Dwell on the gravity of that for a minute. Would you be willing to give up the comfort of your home to sleep on the street in the cold for a week if it meant helping someone in need? Really think this through, how much more did Christ give up? He was sitting at the right hand of the Father with all of the power of deity and yet He chose to let go of all of those benefits and comforts to be born to a poor family in a stable. He spent the early part of His life on the run from Herod and the later part of His life continually contending with the Jewish leadership. Not only did He just give up comfort, but He was also willing to undergo unthinkable torture as he was flogged mercilessly and then put to death in the most painful way available at the time. He did all those things just because He cared for us so deeply and wanted to give us a way to reenter the presence of God.
Wow! Talk about humbling. This is one of those passages that I continually return to when I’m feeling grumpy or contentious. Sometimes we all just need a good attitude adjustment, and this is the passage that will do it every time. Whatever offense I think I’ve been dealt or whatever struggle I have to work through pale in comparison to the experiences of Jesus when He was on this earth.
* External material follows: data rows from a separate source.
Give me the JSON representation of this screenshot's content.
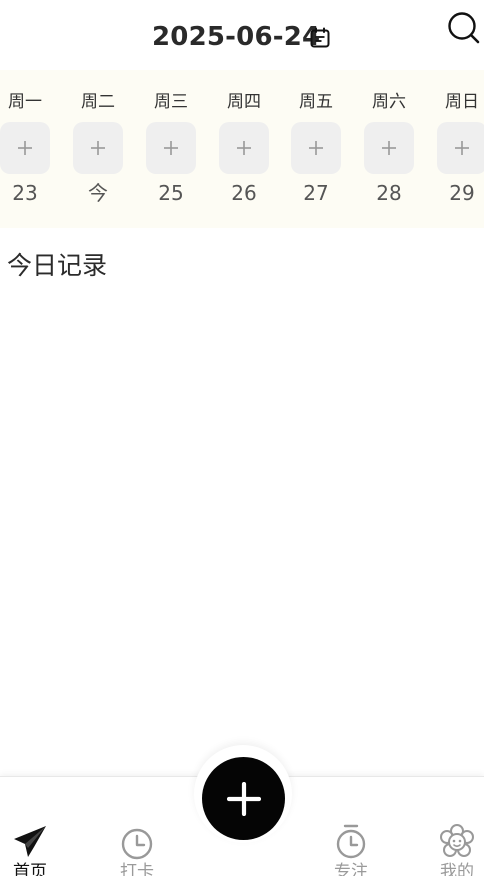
{
  "header": {
    "date": "2025-06-24",
    "calendar_icon": "calendar-icon",
    "search_icon": "search-icon"
  },
  "week": {
    "days": [
      {
        "label": "周一",
        "number": "23"
      },
      {
        "label": "周二",
        "number": "今"
      },
      {
        "label": "周三",
        "number": "25"
      },
      {
        "label": "周四",
        "number": "26"
      },
      {
        "label": "周五",
        "number": "27"
      },
      {
        "label": "周六",
        "number": "28"
      },
      {
        "label": "周日",
        "number": "29"
      }
    ],
    "add_icon": "plus-icon"
  },
  "main": {
    "section_title": "今日记录"
  },
  "bottom_nav": {
    "items": [
      {
        "label": "首页",
        "icon": "paper-plane-icon",
        "active": true
      },
      {
        "label": "打卡",
        "icon": "clock-icon",
        "active": false
      },
      {
        "label": "专注",
        "icon": "timer-icon",
        "active": false
      },
      {
        "label": "我的",
        "icon": "flower-icon",
        "active": false
      }
    ],
    "fab_icon": "plus-icon"
  },
  "colors": {
    "week_strip_bg": "#fdfcf4",
    "day_button_bg": "#efefef",
    "fab_bg": "#050505",
    "nav_active": "#111111",
    "nav_inactive": "#9a9a9a"
  }
}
- What are some practical ways we can immolate the attitude of Jesus shown in these verses?
- How would imitating the attitude of Christ affect our relationships in the church?
Read Philippians 2:9-11
- What does the phrase “for this reason” refer to?
- What did God do for Christ?
- What will everyone on heaven and earth and under the earth do at the name of Jesus?
- What is the ultimate goal of all of this according to verse 11?
Because of Jesus’s incredible humility God will exalt Him above everyone and everything. This is an important theme in Scripture, if one seeks to be exalted in the eyes of man then they will likely receive that outcome but that will be their reward (cf Matt 6:1-2). If however, we practice humility out of love, God will be the one who rewards us. I don’t know about you, but I would far rather an eternal reward from God than the fickle passing praise of man.
The ultimate goal of this exaltation is the glory of God. In a church setting, we throw the word “glory” around a lot. It is one of those words we hear but don’t always process the full meaning of. The word in Greek is DOXA and it means greatness, splendor, or honor in recognition of great prestige. The ultimate goal of everything Christ did was so that God and His will would be glorified. Think back to chapter 1, this is the exact mindset Paul embodied. He lived his life 100% for the glory of God and the progress of His will.
- What is one way you can focus your mind and attention on the glory of God this week?
- How can a focus on making our lives glorify God improve the relationships in the Lord’s church?
This week has left us with a lot to chew on. We have been presented with the absolute perfect example of humility and those are not easy shoes to even attempt to fill. Take about 15 minutes and read back through the entire letter in one sitting. Are you starting to see the themes more easily? Is the bigger message of humility of mind jumping off the page at you now? Be sure you continue to read through the letter as a whole every week (or every day if you can!) and take some time to really dwell this week on what it means to truly have the attitude of Christ.